present our supplications before You because of our righteous deeds, but because of Your great mercies. (Daniel 9:18)
SONG FOR TODAY: Prayer For America
Lord, we pray with hearts of mourning for the land we call our home. You have seen our wayward doings, for we live before Your throne.
We have strayed far as a people from the ways which You have shown. We have squandered many freedoms which our fathers long have known.
We Your people have forsaken God the maker of us all.
We’ve despised our Rock, our Savior, caused ourselves to stumble, fall. We forsook the Living Fountain, drinking from a broken well, Turned aside to broken pathways where no peace can ever dwell.
May we do as You have bid us: stand and see where we have come, Asking for the former pathway, walking as we had begun.
May our liberty and freedom e’er be guided by Your hand,
So we’ll stand once more united as a people in this land.
O return our hearts and minds, Lord, to the paths which You have given. Make us walk in truth and justice, do Your will as done in heav’n. Hear our prayer, O God of mercy, hear our prayer, and heal our land.
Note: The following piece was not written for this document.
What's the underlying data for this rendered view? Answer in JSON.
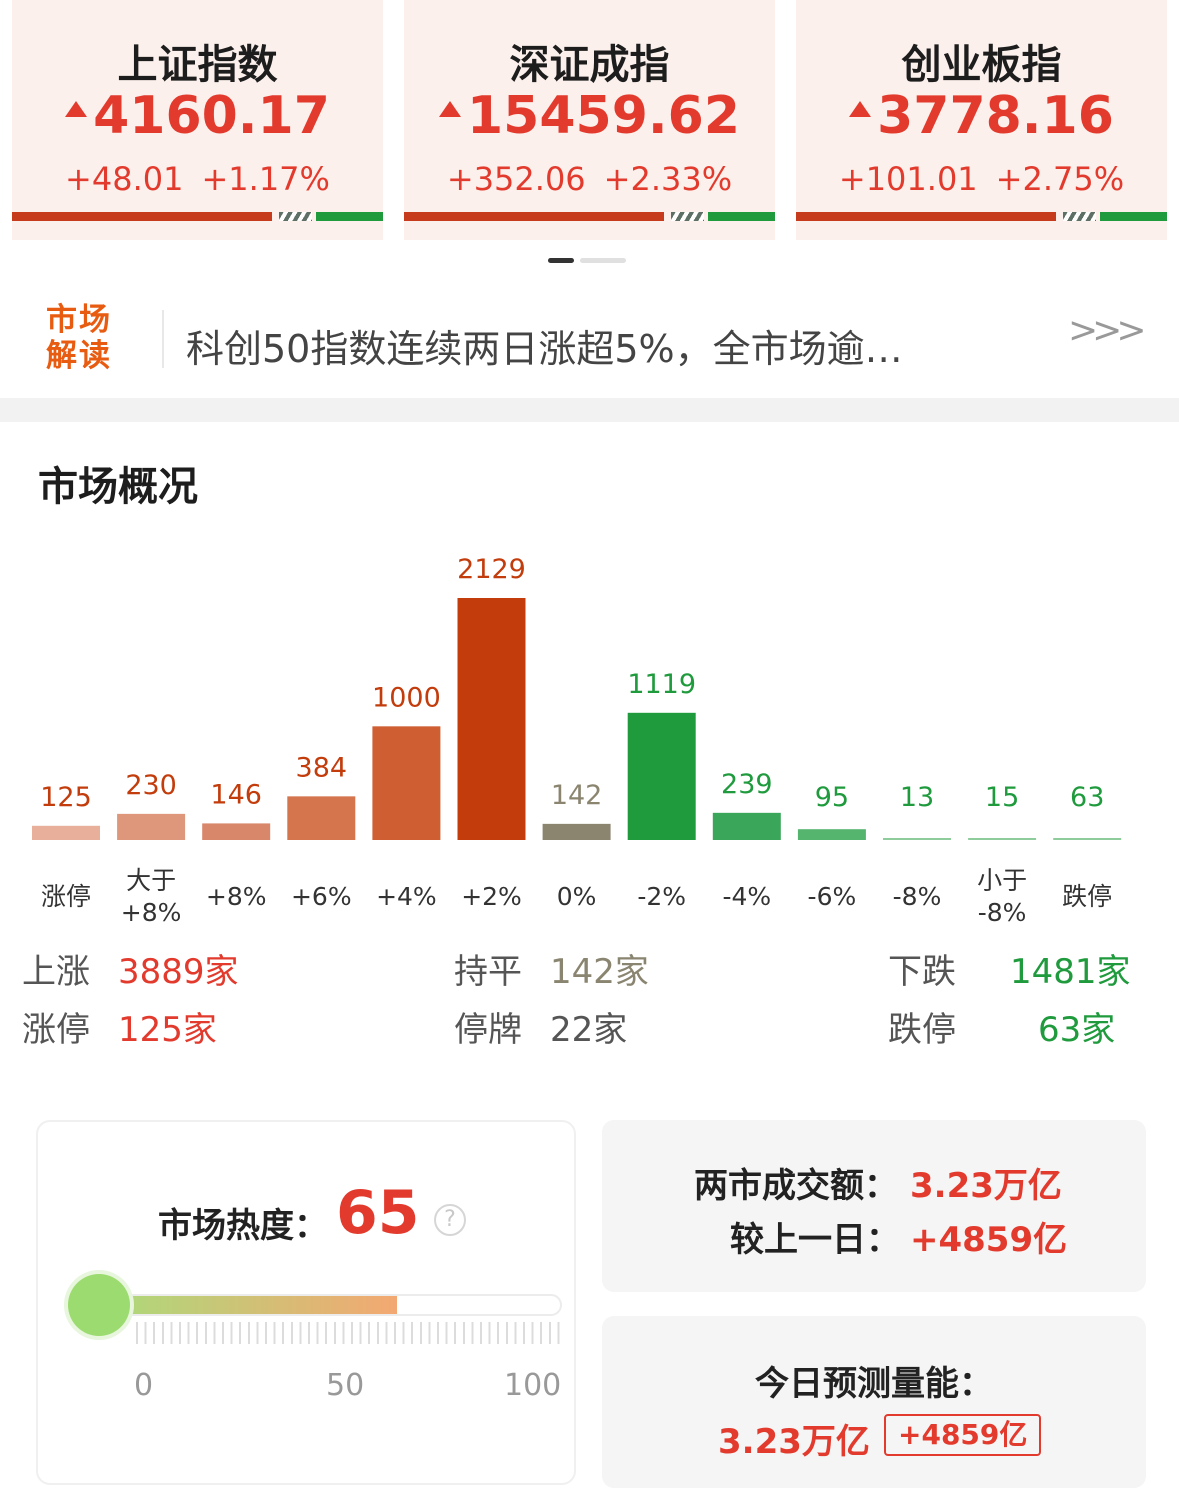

Then we’ll find a peaceful resting ‘neath Your wing and guiding hand.
TEXT: Patricia Dys
MUSIC: Nettleton 18.104.22.168.D. Traditional American melody (Come, Thou Fount of Every Blessing)
I was considering writing a note about why AOC might not have been the best person to use to make your point. But then I read:
"I can't complete this reflection without saying something about white male power in our culture, and all that goes along with it, including incivility and the disrespectful, abusive language represented here. It is so common, a normalized part of the earned privilege of white men."
Sounds like any comment I might make would be rejected because of my color and gender. Because I'm a white male I am presumed to be uncivil and disrespectful and abusive.
So I'll pass on offering any thoughts
Bonnie, thank you for this. I didn't see your post nor the comments, but I did see this topic in other places. On Facebook I saw several people who said she should not have commented about this interaction in public. Well, we know that that's one of the ways some men wish to keep evil from being exposed -- they tell women not to talk about it. AOC was right to say what happened. And you were right to write about it.
I can connect with you regarding the Go Guide and can send you a copy. Please send me an email at email@example.com
Thank you Karl, you're right that justice work is not easy, we all need the encouragement to not grow weary.
Thank you for your thoughtful comments, how "hidden" this is as part of our culture makes it difficult to confront.
Thanks Bonnie. Nothing easy about standing up for justice in the church, is there? And God forbid that we should try to have Christlike conversations about difficult issues. I'm stunned, frankly, that such a fire storm was ignited that your post had to be taken down. Stunned and sad. I SO want to believe we can be better than this. I pray for you and your team and for the CRC. Don't be weary in well doing, sister!
Belated congratulations Terry.
I had the privilege of participating in this program recently. I highly recommend this experience. Karl is an excellent teacher-facilitator and the video conferencing with your cohort is effective and meaningful. You will also have the opportunity to have in-person meetings with everyone to add to and enhance your learning. Feel free to message me if you have other questions.
Once again, this is well worth your time. As with all CPE experiences, what you learn about yourself will help you learn to pastor and counsel more effectively. It will benefit your ministry, your church, as well as yourself.
Thank you, Rachael, for the ideas. We'll be discussing ideas early next week and I'll be sure to mention these. I appreciate the help!
Thank you for that idea. We just did a video for our youth director, who left this week. We need to come up with three unique ideas, as three of our staff are moving away this summer :(
You could encourage the congregation to send cards or notes if you have a lot of non-techy members. Depending on your area's guidelines, you may be able to have a drive-through or drive-by celebration of some kind.